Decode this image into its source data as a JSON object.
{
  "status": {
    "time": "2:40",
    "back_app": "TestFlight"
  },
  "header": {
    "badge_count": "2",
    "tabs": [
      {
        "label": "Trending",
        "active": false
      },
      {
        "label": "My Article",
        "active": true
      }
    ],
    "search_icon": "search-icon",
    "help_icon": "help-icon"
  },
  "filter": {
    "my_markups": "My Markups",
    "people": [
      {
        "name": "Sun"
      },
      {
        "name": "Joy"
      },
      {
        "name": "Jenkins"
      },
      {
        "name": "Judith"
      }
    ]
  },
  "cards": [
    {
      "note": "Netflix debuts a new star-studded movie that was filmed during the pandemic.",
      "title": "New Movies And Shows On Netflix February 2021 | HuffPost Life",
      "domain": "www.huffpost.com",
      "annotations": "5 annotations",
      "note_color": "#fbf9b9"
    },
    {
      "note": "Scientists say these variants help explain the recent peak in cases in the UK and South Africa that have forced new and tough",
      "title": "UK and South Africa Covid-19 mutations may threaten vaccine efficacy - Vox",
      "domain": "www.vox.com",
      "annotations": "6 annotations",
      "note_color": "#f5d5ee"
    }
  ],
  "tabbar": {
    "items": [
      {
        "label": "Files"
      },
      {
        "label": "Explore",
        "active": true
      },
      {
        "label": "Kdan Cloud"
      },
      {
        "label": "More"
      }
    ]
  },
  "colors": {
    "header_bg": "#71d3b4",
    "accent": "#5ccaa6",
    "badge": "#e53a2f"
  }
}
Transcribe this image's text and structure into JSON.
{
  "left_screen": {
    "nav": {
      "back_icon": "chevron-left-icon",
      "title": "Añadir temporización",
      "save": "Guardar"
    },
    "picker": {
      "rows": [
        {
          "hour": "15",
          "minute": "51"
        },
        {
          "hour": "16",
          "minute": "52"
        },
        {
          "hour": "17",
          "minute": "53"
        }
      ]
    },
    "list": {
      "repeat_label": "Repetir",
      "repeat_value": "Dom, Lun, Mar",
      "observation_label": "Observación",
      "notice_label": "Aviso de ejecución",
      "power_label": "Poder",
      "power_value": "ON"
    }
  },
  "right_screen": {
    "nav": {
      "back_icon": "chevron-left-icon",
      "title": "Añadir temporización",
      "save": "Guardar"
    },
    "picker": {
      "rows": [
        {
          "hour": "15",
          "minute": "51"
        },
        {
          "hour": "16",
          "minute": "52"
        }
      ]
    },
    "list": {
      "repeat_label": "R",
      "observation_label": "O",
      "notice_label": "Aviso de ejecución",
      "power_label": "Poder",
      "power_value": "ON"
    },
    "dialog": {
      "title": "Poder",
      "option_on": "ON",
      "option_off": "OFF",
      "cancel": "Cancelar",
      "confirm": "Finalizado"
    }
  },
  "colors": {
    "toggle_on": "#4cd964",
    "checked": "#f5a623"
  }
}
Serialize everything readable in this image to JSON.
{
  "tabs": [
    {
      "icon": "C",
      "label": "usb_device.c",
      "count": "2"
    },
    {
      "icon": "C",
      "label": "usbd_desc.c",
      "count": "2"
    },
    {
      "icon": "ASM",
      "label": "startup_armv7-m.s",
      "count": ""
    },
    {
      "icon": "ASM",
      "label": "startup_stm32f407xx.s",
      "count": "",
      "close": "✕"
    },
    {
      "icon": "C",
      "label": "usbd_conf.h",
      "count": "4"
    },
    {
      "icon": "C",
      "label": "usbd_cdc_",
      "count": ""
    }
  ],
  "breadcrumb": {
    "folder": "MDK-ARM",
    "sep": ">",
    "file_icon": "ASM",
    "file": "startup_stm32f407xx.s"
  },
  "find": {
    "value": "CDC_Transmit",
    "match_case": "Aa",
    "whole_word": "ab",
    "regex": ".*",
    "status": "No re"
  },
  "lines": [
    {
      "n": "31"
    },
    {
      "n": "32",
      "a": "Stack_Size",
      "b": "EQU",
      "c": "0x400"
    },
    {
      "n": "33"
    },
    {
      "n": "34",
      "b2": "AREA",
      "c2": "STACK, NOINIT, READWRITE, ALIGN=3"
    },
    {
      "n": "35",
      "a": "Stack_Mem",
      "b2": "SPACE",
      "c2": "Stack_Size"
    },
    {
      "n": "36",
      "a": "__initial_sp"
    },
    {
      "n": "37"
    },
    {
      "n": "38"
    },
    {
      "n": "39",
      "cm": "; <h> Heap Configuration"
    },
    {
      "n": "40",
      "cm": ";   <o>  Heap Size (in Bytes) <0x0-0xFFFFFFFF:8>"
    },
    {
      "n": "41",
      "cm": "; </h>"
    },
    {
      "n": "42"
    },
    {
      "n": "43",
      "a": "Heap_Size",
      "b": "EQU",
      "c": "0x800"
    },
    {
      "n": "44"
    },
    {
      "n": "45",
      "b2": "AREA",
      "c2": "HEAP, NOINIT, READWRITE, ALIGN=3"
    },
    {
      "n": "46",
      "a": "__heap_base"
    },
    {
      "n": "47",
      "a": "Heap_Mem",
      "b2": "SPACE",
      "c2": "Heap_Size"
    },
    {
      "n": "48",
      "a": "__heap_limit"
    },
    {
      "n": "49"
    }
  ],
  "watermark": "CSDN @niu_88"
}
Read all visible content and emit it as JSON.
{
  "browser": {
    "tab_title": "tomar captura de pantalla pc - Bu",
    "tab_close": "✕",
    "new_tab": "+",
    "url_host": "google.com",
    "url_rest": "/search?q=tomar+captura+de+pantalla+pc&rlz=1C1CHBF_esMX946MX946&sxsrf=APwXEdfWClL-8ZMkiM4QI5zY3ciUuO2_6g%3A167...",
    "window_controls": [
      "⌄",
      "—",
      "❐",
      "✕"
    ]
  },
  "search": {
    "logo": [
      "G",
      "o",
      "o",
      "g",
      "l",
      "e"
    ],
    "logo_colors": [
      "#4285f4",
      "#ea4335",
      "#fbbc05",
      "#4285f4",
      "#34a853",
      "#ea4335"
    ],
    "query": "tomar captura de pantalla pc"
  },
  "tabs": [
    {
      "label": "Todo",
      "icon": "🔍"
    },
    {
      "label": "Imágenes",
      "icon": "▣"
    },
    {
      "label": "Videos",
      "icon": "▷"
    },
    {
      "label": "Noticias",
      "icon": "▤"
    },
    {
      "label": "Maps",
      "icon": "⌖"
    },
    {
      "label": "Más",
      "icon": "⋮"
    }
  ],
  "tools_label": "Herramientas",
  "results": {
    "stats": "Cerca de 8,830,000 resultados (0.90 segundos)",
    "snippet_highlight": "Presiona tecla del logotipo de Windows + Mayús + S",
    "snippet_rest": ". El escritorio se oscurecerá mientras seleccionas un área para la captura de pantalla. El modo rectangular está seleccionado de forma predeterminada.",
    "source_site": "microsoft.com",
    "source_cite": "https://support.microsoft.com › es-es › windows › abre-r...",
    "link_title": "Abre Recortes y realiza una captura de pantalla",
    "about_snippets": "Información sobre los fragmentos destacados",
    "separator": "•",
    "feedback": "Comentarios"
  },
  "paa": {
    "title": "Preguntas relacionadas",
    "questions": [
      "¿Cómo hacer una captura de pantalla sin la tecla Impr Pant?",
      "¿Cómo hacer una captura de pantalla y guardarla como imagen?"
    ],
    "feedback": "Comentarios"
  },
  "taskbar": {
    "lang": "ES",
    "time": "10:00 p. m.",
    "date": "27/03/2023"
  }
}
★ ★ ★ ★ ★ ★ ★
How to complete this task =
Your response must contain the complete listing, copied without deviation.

Exercise output =
Decode this image into its source data as a JSON object.
{
  "status": {
    "time": "2:40",
    "back_app": "TestFlight"
  },
  "header": {
    "badge_count": "2",
    "tabs": [
      {
        "label": "Trending",
        "active": false
      },
      {
        "label": "My Article",
        "active": true
      }
    ],
    "search_icon": "search-icon",
    "help_icon": "help-icon"
  },
  "filter": {
    "my_markups": "My Markups",
    "people": [
      {
        "name": "Sun"
      },
      {
        "name": "Joy"
      },
      {
        "name": "Jenkins"
      },
      {
        "name": "Judith"
      }
    ]
  },
  "cards": [
    {
      "note": "Netflix debuts a new star-studded movie that was filmed during the pandemic.",
      "title": "New Movies And Shows On Netflix February 2021 | HuffPost Life",
      "domain": "www.huffpost.com",
      "annotations": "5 annotations",
      "note_color": "#fbf9b9"
    },
    {
      "note": "Scientists say these variants help explain the recent peak in cases in the UK and South Africa that have forced new and tough",
      "title": "UK and South Africa Covid-19 mutations may threaten vaccine efficacy - Vox",
      "domain": "www.vox.com",
      "annotations": "6 annotations",
      "note_color": "#f5d5ee"
    }
  ],
  "tabbar": {
    "items": [
      {
        "label": "Files"
      },
      {
        "label": "Explore",
        "active": true
      },
      {
        "label": "Kdan Cloud"
      },
      {
        "label": "More"
      }
    ]
  },
  "colors": {
    "header_bg": "#71d3b4",
    "accent": "#5ccaa6",
    "badge": "#e53a2f"
  }
}
Transcribe this image's text and structure into JSON.
{
  "left_screen": {
    "nav": {
      "back_icon": "chevron-left-icon",
      "title": "Añadir temporización",
      "save": "Guardar"
    },
    "picker": {
      "rows": [
        {
          "hour": "15",
          "minute": "51"
        },
        {
          "hour": "16",
          "minute": "52"
        },
        {
          "hour": "17",
          "minute": "53"
        }
      ]
    },
    "list": {
      "repeat_label": "Repetir",
      "repeat_value": "Dom, Lun, Mar",
      "observation_label": "Observación",
      "notice_label": "Aviso de ejecución",
      "power_label": "Poder",
      "power_value": "ON"
    }
  },
  "right_screen": {
    "nav": {
      "back_icon": "chevron-left-icon",
      "title": "Añadir temporización",
      "save": "Guardar"
    },
    "picker": {
      "rows": [
        {
          "hour": "15",
          "minute": "51"
        },
        {
          "hour": "16",
          "minute": "52"
        }
      ]
    },
    "list": {
      "repeat_label": "R",
      "observation_label": "O",
      "notice_label": "Aviso de ejecución",
      "power_label": "Poder",
      "power_value": "ON"
    },
    "dialog": {
      "title": "Poder",
      "option_on": "ON",
      "option_off": "OFF",
      "cancel": "Cancelar",
      "confirm": "Finalizado"
    }
  },
  "colors": {
    "toggle_on": "#4cd964",
    "checked": "#f5a623"
  }
}
Serialize everything readable in this image to JSON.
{
  "tabs": [
    {
      "icon": "C",
      "label": "usb_device.c",
      "count": "2"
    },
    {
      "icon": "C",
      "label": "usbd_desc.c",
      "count": "2"
    },
    {
      "icon": "ASM",
      "label": "startup_armv7-m.s",
      "count": ""
    },
    {
      "icon": "ASM",
      "label": "startup_stm32f407xx.s",
      "count": "",
      "close": "✕"
    },
    {
      "icon": "C",
      "label": "usbd_conf.h",
      "count": "4"
    },
    {
      "icon": "C",
      "label": "usbd_cdc_",
      "count": ""
    }
  ],
  "breadcrumb": {
    "folder": "MDK-ARM",
    "sep": ">",
    "file_icon": "ASM",
    "file": "startup_stm32f407xx.s"
  },
  "find": {
    "value": "CDC_Transmit",
    "match_case": "Aa",
    "whole_word": "ab",
    "regex": ".*",
    "status": "No re"
  },
  "lines": [
    {
      "n": "31"
    },
    {
      "n": "32",
      "a": "Stack_Size",
      "b": "EQU",
      "c": "0x400"
    },
    {
      "n": "33"
    },
    {
      "n": "34",
      "b2": "AREA",
      "c2": "STACK, NOINIT, READWRITE, ALIGN=3"
    },
    {
      "n": "35",
      "a": "Stack_Mem",
      "b2": "SPACE",
      "c2": "Stack_Size"
    },
    {
      "n": "36",
      "a": "__initial_sp"
    },
    {
      "n": "37"
    },
    {
      "n": "38"
    },
    {
      "n": "39",
      "cm": "; <h> Heap Configuration"
    },
    {
      "n": "40",
      "cm": ";   <o>  Heap Size (in Bytes) <0x0-0xFFFFFFFF:8>"
    },
    {
      "n": "41",
      "cm": "; </h>"
    },
    {
      "n": "42"
    },
    {
      "n": "43",
      "a": "Heap_Size",
      "b": "EQU",
      "c": "0x800"
    },
    {
      "n": "44"
    },
    {
      "n": "45",
      "b2": "AREA",
      "c2": "HEAP, NOINIT, READWRITE, ALIGN=3"
    },
    {
      "n": "46",
      "a": "__heap_base"
    },
    {
      "n": "47",
      "a": "Heap_Mem",
      "b2": "SPACE",
      "c2": "Heap_Size"
    },
    {
      "n": "48",
      "a": "__heap_limit"
    },
    {
      "n": "49"
    }
  ],
  "watermark": "CSDN @niu_88"
}
Read all visible content and emit it as JSON.
{
  "browser": {
    "tab_title": "tomar captura de pantalla pc - Bu",
    "tab_close": "✕",
    "new_tab": "+",
    "url_host": "google.com",
    "url_rest": "/search?q=tomar+captura+de+pantalla+pc&rlz=1C1CHBF_esMX946MX946&sxsrf=APwXEdfWClL-8ZMkiM4QI5zY3ciUuO2_6g%3A167...",
    "window_controls": [
      "⌄",
      "—",
      "❐",
      "✕"
    ]
  },
  "search": {
    "logo": [
      "G",
      "o",
      "o",
      "g",
      "l",
      "e"
    ],
    "logo_colors": [
      "#4285f4",
      "#ea4335",
      "#fbbc05",
      "#4285f4",
      "#34a853",
      "#ea4335"
    ],
    "query": "tomar captura de pantalla pc"
  },
  "tabs": [
    {
      "label": "Todo",
      "icon": "🔍"
    },
    {
      "label": "Imágenes",
      "icon": "▣"
    },
    {
      "label": "Videos",
      "icon": "▷"
    },
    {
      "label": "Noticias",
      "icon": "▤"
    },
    {
      "label": "Maps",
      "icon": "⌖"
    },
    {
      "label": "Más",
      "icon": "⋮"
    }
  ],
  "tools_label": "Herramientas",
  "results": {
    "stats": "Cerca de 8,830,000 resultados (0.90 segundos)",
    "snippet_highlight": "Presiona tecla del logotipo de Windows + Mayús + S",
    "snippet_rest": ". El escritorio se oscurecerá mientras seleccionas un área para la captura de pantalla. El modo rectangular está seleccionado de forma predeterminada.",
    "source_site": "microsoft.com",
    "source_cite": "https://support.microsoft.com › es-es › windows › abre-r...",
    "link_title": "Abre Recortes y realiza una captura de pantalla",
    "about_snippets": "Información sobre los fragmentos destacados",
    "separator": "•",
    "feedback": "Comentarios"
  },
  "paa": {
    "title": "Preguntas relacionadas",
    "questions": [
      "¿Cómo hacer una captura de pantalla sin la tecla Impr Pant?",
      "¿Cómo hacer una captura de pantalla y guardarla como imagen?"
    ],
    "feedback": "Comentarios"
  },
  "taskbar": {
    "lang": "ES",
    "time": "10:00 p. m.",
    "date": "27/03/2023"
  }
}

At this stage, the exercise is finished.